**PROBLEM DESCRIPTION:** Working through the entries below, find how many lines include the string "this"; give only that number.

[Dataset rows describing interfaces]
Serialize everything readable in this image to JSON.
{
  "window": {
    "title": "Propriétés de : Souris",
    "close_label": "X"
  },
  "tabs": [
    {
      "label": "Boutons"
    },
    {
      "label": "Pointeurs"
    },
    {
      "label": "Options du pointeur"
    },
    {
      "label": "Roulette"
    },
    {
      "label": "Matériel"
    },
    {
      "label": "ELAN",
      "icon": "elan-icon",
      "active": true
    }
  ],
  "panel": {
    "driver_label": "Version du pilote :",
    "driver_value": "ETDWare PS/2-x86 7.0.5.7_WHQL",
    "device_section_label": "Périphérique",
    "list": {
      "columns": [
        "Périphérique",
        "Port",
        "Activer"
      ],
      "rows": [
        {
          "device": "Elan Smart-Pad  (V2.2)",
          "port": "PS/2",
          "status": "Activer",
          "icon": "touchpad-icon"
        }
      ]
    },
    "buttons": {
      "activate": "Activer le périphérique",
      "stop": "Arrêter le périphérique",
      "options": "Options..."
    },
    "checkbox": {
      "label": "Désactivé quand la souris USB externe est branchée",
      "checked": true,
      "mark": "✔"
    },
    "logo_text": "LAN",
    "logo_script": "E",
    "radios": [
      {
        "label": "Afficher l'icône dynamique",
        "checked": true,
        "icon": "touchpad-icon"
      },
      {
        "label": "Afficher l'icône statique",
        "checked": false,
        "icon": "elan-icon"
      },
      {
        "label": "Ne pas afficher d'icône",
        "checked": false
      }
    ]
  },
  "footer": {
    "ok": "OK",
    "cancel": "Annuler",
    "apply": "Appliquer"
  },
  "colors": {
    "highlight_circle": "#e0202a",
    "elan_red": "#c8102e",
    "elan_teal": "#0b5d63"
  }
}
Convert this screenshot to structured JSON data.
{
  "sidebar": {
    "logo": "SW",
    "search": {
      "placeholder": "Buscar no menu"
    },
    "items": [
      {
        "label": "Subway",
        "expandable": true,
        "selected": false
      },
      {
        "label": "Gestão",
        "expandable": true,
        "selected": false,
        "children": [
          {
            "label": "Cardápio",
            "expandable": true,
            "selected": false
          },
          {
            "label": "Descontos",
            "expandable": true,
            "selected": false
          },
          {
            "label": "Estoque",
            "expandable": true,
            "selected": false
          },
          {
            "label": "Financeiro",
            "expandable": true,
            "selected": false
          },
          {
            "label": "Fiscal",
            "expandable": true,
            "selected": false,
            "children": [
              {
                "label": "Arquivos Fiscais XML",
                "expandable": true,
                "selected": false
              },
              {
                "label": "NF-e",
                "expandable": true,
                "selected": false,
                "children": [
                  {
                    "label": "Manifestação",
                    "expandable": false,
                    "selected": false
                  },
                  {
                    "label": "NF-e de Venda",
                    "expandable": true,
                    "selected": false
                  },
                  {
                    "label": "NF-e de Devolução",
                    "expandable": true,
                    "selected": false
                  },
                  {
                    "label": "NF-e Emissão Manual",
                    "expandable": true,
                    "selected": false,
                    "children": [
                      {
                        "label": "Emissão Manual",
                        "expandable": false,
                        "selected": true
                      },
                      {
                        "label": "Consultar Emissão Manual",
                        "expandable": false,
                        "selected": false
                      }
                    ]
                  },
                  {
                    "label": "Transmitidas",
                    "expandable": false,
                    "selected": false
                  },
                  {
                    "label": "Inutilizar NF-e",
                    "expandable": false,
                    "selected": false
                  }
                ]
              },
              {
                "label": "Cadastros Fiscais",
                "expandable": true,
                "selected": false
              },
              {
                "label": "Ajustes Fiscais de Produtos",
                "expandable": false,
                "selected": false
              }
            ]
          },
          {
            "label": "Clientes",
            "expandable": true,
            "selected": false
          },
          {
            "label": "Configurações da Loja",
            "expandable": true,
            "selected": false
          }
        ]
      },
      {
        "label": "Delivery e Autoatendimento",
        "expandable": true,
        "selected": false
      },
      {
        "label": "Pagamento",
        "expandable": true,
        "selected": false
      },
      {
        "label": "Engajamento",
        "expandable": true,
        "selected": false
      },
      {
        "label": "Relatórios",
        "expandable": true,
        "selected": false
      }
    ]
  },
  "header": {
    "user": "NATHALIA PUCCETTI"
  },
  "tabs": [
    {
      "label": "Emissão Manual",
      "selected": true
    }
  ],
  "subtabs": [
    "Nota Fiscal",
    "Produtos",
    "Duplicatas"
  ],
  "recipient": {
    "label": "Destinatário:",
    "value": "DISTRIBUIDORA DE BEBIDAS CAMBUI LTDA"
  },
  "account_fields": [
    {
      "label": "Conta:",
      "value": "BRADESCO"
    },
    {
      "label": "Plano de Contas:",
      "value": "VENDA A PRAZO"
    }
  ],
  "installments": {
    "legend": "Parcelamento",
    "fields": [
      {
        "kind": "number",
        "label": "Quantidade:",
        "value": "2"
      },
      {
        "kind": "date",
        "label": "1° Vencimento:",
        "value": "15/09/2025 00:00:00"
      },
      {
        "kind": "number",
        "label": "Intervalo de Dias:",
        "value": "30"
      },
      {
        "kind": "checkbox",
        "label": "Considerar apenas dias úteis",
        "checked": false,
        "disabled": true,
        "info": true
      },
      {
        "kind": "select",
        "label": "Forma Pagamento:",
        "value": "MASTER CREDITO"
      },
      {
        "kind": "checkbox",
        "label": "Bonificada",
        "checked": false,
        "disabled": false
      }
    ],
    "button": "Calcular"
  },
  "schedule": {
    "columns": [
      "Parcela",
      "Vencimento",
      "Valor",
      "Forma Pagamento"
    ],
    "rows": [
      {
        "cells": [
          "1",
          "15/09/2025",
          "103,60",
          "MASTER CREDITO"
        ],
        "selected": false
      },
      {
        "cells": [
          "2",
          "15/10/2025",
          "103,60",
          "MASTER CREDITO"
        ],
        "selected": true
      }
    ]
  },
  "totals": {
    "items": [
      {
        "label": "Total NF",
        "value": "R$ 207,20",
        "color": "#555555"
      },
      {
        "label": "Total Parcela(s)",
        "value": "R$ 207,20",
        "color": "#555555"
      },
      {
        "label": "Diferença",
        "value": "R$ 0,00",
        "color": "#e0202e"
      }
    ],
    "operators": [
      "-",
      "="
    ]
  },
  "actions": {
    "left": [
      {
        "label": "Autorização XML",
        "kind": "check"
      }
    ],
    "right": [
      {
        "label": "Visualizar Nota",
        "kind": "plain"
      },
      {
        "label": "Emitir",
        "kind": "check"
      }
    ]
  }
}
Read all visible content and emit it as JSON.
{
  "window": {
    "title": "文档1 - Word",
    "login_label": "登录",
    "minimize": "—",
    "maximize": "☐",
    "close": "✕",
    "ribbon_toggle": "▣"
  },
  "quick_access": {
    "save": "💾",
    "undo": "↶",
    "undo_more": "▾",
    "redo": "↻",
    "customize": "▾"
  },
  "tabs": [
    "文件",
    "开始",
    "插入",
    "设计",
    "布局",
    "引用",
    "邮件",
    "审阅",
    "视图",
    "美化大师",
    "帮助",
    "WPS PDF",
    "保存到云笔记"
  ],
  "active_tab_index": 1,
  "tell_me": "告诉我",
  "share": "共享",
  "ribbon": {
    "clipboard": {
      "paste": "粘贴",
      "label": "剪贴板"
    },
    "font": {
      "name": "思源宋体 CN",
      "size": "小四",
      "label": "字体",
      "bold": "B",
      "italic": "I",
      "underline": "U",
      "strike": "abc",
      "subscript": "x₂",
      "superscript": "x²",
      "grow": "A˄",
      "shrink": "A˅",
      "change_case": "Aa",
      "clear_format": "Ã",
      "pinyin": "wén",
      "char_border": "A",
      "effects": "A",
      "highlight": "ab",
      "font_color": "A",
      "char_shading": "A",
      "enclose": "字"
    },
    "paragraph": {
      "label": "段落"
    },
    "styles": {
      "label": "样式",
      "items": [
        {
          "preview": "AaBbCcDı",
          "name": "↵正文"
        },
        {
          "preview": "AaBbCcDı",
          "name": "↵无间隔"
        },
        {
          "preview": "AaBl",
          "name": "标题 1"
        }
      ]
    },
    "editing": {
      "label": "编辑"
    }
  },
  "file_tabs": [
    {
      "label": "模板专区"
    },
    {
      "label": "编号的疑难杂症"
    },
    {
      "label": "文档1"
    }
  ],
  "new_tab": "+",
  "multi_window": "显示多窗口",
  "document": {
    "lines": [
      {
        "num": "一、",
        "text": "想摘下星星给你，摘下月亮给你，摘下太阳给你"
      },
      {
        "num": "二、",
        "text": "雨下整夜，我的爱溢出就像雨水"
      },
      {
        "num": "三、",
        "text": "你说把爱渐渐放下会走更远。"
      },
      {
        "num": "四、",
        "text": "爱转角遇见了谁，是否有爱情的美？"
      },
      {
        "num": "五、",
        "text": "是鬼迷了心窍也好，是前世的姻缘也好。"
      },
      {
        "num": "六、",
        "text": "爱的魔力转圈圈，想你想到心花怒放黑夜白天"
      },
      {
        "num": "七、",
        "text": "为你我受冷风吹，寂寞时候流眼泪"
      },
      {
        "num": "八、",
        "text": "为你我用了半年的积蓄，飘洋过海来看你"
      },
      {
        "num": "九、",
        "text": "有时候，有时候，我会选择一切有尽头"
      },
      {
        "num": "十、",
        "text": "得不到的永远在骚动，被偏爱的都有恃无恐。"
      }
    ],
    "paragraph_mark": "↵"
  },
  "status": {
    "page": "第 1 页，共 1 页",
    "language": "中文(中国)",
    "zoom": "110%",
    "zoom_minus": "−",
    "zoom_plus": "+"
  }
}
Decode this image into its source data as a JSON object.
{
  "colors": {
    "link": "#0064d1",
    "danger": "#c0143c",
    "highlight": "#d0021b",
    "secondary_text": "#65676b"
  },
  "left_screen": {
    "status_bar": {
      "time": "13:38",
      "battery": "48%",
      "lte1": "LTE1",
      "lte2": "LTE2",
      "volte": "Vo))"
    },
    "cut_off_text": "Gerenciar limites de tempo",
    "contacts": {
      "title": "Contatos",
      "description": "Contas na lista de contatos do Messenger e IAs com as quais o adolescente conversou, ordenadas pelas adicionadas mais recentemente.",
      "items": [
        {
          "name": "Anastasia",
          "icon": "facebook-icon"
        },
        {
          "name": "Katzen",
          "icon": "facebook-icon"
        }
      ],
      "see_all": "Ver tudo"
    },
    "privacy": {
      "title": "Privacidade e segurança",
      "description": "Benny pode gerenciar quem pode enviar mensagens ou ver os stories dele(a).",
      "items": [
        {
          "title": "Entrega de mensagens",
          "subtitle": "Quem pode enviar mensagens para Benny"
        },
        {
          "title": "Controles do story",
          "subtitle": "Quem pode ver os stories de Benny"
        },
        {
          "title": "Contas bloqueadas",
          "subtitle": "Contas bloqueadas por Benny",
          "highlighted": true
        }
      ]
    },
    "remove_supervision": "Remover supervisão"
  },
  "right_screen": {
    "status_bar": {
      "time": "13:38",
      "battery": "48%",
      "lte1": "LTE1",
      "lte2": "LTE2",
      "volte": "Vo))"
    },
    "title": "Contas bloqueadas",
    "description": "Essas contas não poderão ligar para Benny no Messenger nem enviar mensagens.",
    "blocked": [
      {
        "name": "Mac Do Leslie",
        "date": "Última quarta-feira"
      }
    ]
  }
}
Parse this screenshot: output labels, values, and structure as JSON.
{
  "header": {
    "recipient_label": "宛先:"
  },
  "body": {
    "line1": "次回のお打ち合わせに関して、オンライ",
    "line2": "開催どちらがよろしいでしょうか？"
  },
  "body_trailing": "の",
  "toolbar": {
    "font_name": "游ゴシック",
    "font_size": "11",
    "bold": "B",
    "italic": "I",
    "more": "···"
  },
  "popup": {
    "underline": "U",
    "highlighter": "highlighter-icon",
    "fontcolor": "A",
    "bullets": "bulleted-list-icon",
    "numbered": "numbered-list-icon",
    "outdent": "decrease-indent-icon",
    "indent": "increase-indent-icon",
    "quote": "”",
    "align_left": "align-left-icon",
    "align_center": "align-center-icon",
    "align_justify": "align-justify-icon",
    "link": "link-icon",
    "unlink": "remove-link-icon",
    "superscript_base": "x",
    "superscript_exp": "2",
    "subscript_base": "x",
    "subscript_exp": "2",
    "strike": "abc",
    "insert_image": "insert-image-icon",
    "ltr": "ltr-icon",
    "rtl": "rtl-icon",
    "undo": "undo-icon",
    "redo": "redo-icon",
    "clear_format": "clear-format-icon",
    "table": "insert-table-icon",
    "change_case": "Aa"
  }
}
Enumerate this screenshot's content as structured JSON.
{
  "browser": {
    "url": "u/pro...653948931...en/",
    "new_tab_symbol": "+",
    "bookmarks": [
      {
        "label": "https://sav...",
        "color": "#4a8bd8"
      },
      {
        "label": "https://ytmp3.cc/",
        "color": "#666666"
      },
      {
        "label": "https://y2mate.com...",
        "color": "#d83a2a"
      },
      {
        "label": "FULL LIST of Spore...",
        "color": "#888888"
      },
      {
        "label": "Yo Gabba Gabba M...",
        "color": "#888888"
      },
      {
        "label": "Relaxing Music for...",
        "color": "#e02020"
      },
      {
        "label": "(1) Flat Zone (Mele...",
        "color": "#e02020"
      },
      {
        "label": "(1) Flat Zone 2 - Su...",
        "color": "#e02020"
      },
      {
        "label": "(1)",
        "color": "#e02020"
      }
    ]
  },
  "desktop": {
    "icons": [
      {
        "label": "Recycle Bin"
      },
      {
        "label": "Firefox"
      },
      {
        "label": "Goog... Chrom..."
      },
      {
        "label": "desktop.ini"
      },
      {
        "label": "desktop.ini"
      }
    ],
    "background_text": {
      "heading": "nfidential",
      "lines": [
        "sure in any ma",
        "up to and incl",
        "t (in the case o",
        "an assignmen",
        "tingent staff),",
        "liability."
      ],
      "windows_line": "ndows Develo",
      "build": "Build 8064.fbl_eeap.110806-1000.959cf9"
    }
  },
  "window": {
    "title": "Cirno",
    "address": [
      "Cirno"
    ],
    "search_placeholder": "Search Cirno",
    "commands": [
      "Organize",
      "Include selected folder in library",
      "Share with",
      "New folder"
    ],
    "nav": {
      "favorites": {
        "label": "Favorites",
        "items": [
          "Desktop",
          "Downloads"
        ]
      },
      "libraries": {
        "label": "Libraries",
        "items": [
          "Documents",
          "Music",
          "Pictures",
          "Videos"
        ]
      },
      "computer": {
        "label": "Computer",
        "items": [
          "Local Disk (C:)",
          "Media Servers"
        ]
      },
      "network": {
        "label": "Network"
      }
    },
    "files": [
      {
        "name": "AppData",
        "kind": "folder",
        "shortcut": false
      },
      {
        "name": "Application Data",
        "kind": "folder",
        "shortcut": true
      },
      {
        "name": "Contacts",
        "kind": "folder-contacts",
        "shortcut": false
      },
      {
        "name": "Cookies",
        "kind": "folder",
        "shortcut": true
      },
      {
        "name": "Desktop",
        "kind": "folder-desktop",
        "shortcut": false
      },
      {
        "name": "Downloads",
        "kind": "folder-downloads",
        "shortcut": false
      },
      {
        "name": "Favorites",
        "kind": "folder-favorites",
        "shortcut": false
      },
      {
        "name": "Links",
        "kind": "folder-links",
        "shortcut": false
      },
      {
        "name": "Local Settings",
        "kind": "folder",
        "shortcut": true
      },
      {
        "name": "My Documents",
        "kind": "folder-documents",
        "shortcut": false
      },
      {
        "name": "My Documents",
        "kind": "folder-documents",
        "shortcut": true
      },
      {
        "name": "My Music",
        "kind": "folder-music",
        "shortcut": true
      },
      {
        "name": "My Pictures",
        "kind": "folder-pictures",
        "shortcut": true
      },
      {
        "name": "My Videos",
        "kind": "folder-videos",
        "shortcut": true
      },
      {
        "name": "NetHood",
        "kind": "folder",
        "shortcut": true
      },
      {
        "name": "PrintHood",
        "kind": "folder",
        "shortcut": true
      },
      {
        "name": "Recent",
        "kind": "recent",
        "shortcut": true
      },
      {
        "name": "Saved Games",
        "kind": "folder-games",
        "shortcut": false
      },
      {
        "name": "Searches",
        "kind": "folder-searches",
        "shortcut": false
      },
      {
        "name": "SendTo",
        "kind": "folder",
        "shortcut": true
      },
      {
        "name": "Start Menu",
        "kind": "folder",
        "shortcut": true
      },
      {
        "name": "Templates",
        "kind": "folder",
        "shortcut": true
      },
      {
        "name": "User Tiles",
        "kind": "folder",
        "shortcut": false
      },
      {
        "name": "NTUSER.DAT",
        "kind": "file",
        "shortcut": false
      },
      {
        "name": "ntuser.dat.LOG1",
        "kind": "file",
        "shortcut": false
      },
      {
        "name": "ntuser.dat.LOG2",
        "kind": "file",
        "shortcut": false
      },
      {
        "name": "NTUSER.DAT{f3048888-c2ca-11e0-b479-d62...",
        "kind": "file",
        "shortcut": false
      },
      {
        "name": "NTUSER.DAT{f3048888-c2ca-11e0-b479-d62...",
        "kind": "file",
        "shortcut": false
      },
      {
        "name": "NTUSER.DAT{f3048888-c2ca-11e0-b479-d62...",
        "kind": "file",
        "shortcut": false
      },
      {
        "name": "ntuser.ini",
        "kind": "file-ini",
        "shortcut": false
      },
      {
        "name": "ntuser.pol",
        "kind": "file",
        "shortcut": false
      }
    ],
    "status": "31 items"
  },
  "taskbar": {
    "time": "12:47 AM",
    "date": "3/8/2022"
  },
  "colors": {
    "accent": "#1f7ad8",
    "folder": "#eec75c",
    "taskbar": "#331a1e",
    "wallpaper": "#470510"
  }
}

**EXERCISE RESULT:** 5